What you will do
A word-for-word copy of the whole listing is the required answer.

'''

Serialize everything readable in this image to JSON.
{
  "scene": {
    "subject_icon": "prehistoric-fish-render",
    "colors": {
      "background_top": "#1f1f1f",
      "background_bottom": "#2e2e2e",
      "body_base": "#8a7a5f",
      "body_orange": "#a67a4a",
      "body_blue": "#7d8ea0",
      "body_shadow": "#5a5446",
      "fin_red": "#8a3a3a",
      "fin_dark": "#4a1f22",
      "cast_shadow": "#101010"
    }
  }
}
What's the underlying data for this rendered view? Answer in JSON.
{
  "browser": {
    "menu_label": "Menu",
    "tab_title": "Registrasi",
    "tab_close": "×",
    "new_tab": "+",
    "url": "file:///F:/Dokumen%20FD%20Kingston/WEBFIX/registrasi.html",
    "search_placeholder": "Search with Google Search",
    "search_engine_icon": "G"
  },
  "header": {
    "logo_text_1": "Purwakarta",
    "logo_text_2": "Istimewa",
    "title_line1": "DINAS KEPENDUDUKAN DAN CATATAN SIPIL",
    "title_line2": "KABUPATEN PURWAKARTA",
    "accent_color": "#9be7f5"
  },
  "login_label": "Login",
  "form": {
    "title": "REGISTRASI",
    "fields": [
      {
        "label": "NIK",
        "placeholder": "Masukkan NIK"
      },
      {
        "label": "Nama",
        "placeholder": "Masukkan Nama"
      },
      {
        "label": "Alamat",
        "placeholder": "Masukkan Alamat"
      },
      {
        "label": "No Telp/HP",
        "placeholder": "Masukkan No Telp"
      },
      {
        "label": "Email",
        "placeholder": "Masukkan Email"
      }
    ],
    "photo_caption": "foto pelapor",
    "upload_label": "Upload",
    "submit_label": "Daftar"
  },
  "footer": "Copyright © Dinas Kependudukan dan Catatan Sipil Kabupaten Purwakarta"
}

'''

Response to the task
Serialize everything readable in this image to JSON.
{
  "scene": {
    "subject_icon": "prehistoric-fish-render",
    "colors": {
      "background_top": "#1f1f1f",
      "background_bottom": "#2e2e2e",
      "body_base": "#8a7a5f",
      "body_orange": "#a67a4a",
      "body_blue": "#7d8ea0",
      "body_shadow": "#5a5446",
      "fin_red": "#8a3a3a",
      "fin_dark": "#4a1f22",
      "cast_shadow": "#101010"
    }
  }
}
What's the underlying data for this rendered view? Answer in JSON.
{
  "browser": {
    "menu_label": "Menu",
    "tab_title": "Registrasi",
    "tab_close": "×",
    "new_tab": "+",
    "url": "file:///F:/Dokumen%20FD%20Kingston/WEBFIX/registrasi.html",
    "search_placeholder": "Search with Google Search",
    "search_engine_icon": "G"
  },
  "header": {
    "logo_text_1": "Purwakarta",
    "logo_text_2": "Istimewa",
    "title_line1": "DINAS KEPENDUDUKAN DAN CATATAN SIPIL",
    "title_line2": "KABUPATEN PURWAKARTA",
    "accent_color": "#9be7f5"
  },
  "login_label": "Login",
  "form": {
    "title": "REGISTRASI",
    "fields": [
      {
        "label": "NIK",
        "placeholder": "Masukkan NIK"
      },
      {
        "label": "Nama",
        "placeholder": "Masukkan Nama"
      },
      {
        "label": "Alamat",
        "placeholder": "Masukkan Alamat"
      },
      {
        "label": "No Telp/HP",
        "placeholder": "Masukkan No Telp"
      },
      {
        "label": "Email",
        "placeholder": "Masukkan Email"
      }
    ],
    "photo_caption": "foto pelapor",
    "upload_label": "Upload",
    "submit_label": "Daftar"
  },
  "footer": "Copyright © Dinas Kependudukan dan Catatan Sipil Kabupaten Purwakarta"
}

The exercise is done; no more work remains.